What does the laureates' work on black holes teach us?
Penrose received the award for the discovery “that the formation of a black hole is a robust prediction of the general theory of relativity”, while Genzel and Ghez received the award for the discovery of a compact supermassive object at the center of our galaxy.
- Penrose's work has shown that black holes are a direct consequence of Albert Einstein's general theory of relativity. Einstein himself did not believe that black holes existed and presented his theory in November 1915, offering a new way of seeing and understanding gravity that shapes the universe “on a larger scale.” Gravity also shapes space and influences the passage of time. It is this gravity that is so large inside a black hole that it can bend space and slow down time.
- Penrose used Einstein's theory of general relativity to show that the process of black hole formation is stable. He proved that black holes exist and described them in detail in 1965, ten years after Einstein's death.
- Genzel and Ghez, for their part, discovered that an invisible and extremely heavy object governs the orbit of the stars in the center of the Milky Way. This extremely heavy object has a mass equivalent to 4 million solar masses and is packed into an area the size of our solar system.
- Essentially, their work tells us that at the center of our galaxy, the Milky Way, lies an invisible supermassive object, for which a black hole provides a reasonable explanation. Physicists have suspected the existence of a black hole at the center of our galaxy for more than 50 years.
- To see through the Milky Way, Genzel and Ghez worked on developing methods and used some of the largest telescopes in the world.
- By looking at the orbits of the stars closest to the center of the Milky Way, physicists believe that the black hole could probably be hidden in Sagitarrius A, a source of radio waves around which all the stars in the Milky Way orbit.
- In other words, the existence of a black hole in the center of our galaxy is what physicists think attracts a “jumble of stars”, causing them to “run at breakneck speeds.”

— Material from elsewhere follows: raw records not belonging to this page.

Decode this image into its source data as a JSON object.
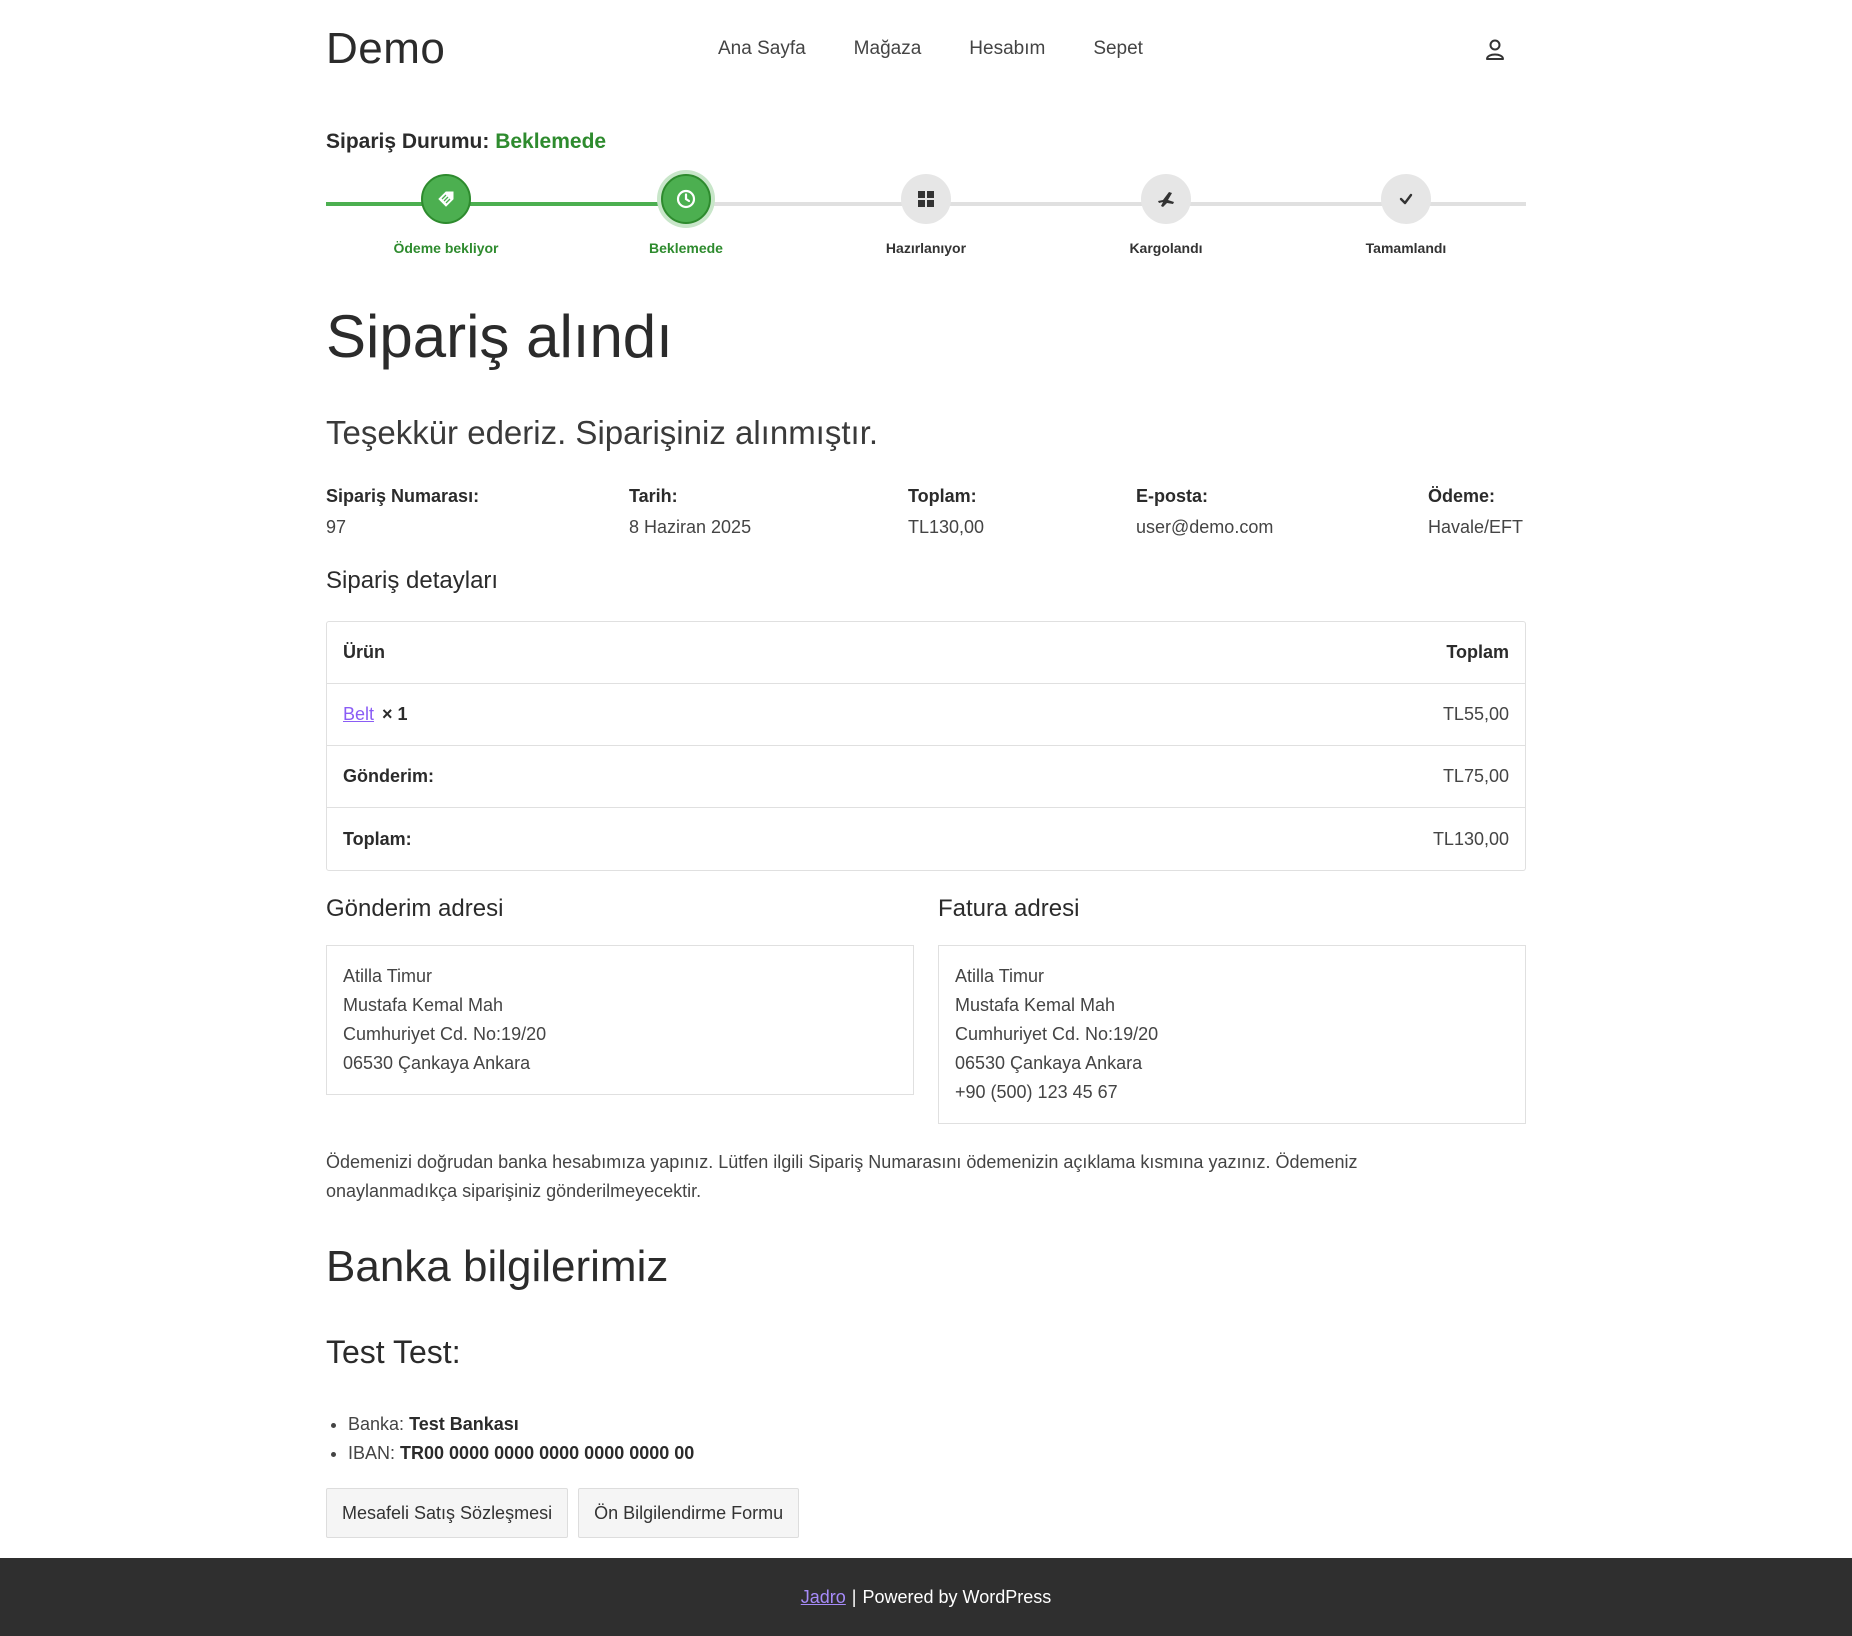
{
  "header": {
    "logo": "Demo",
    "nav": [
      "Ana Sayfa",
      "Mağaza",
      "Hesabım",
      "Sepet"
    ]
  },
  "status": {
    "label": "Sipariş Durumu:",
    "value": "Beklemede",
    "steps": [
      {
        "label": "Ödeme bekliyor",
        "icon": "tag-icon",
        "state": "done"
      },
      {
        "label": "Beklemede",
        "icon": "clock-icon",
        "state": "current"
      },
      {
        "label": "Hazırlanıyor",
        "icon": "grid-icon",
        "state": "pending"
      },
      {
        "label": "Kargolandı",
        "icon": "plane-icon",
        "state": "pending"
      },
      {
        "label": "Tamamlandı",
        "icon": "check-icon",
        "state": "pending"
      }
    ],
    "progress": 0.3
  },
  "page_title": "Sipariş alındı",
  "thanks": "Teşekkür ederiz. Siparişiniz alınmıştır.",
  "overview": [
    {
      "label": "Sipariş Numarası:",
      "value": "97"
    },
    {
      "label": "Tarih:",
      "value": "8 Haziran 2025"
    },
    {
      "label": "Toplam:",
      "value": "TL130,00"
    },
    {
      "label": "E-posta:",
      "value": "user@demo.com"
    },
    {
      "label": "Ödeme:",
      "value": "Havale/EFT"
    }
  ],
  "details": {
    "heading": "Sipariş detayları",
    "col_product": "Ürün",
    "col_total": "Toplam",
    "item": {
      "name": "Belt",
      "qty": "× 1",
      "total": "TL55,00"
    },
    "shipping": {
      "label": "Gönderim:",
      "value": "TL75,00"
    },
    "total": {
      "label": "Toplam:",
      "value": "TL130,00"
    }
  },
  "shipping_address": {
    "heading": "Gönderim adresi",
    "lines": [
      "Atilla Timur",
      "Mustafa Kemal Mah",
      "Cumhuriyet Cd. No:19/20",
      "06530 Çankaya Ankara"
    ]
  },
  "billing_address": {
    "heading": "Fatura adresi",
    "lines": [
      "Atilla Timur",
      "Mustafa Kemal Mah",
      "Cumhuriyet Cd. No:19/20",
      "06530 Çankaya Ankara",
      "+90 (500) 123 45 67"
    ]
  },
  "payment_note_1": "Ödemenizi doğrudan banka hesabımıza yapınız. Lütfen ilgili Sipariş Numarasını ödemenizin açıklama kısmına yazınız. Ödemeniz",
  "payment_note_2": "onaylanmadıkça siparişiniz gönderilmeyecektir.",
  "bank": {
    "heading": "Banka bilgilerimiz",
    "account_name": "Test Test:",
    "bank_label": "Banka:",
    "bank_value": "Test Bankası",
    "iban_label": "IBAN:",
    "iban_value": "TR00 0000 0000 0000 0000 0000 00"
  },
  "buttons": {
    "contract": "Mesafeli Satış Sözleşmesi",
    "preinfo": "Ön Bilgilendirme Formu"
  },
  "footer": {
    "link": "Jadro",
    "sep": "|",
    "text": "Powered by WordPress"
  },
  "colors": {
    "accent_green": "#4caf50",
    "status_green": "#2e8b2e",
    "link_purple": "#8a5cf5",
    "footer_bg": "#2f2f2f"
  }
}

Where does black hole research go from here?
- Although the work carried out by Penrose established that black holes are a “robust” consequence of the theory of relativity and that they form naturally in very crowded regions, thus demonstrating that their formation is a stable process, the theory leaves to apply in the center of the black hole called the singularity – “a limit at which all known laws of nature break.” Essentially, this means that the extent to which the theory of general relativity applies to the structure of black holes requires further examination, and questions remain about the internal structure of black holes.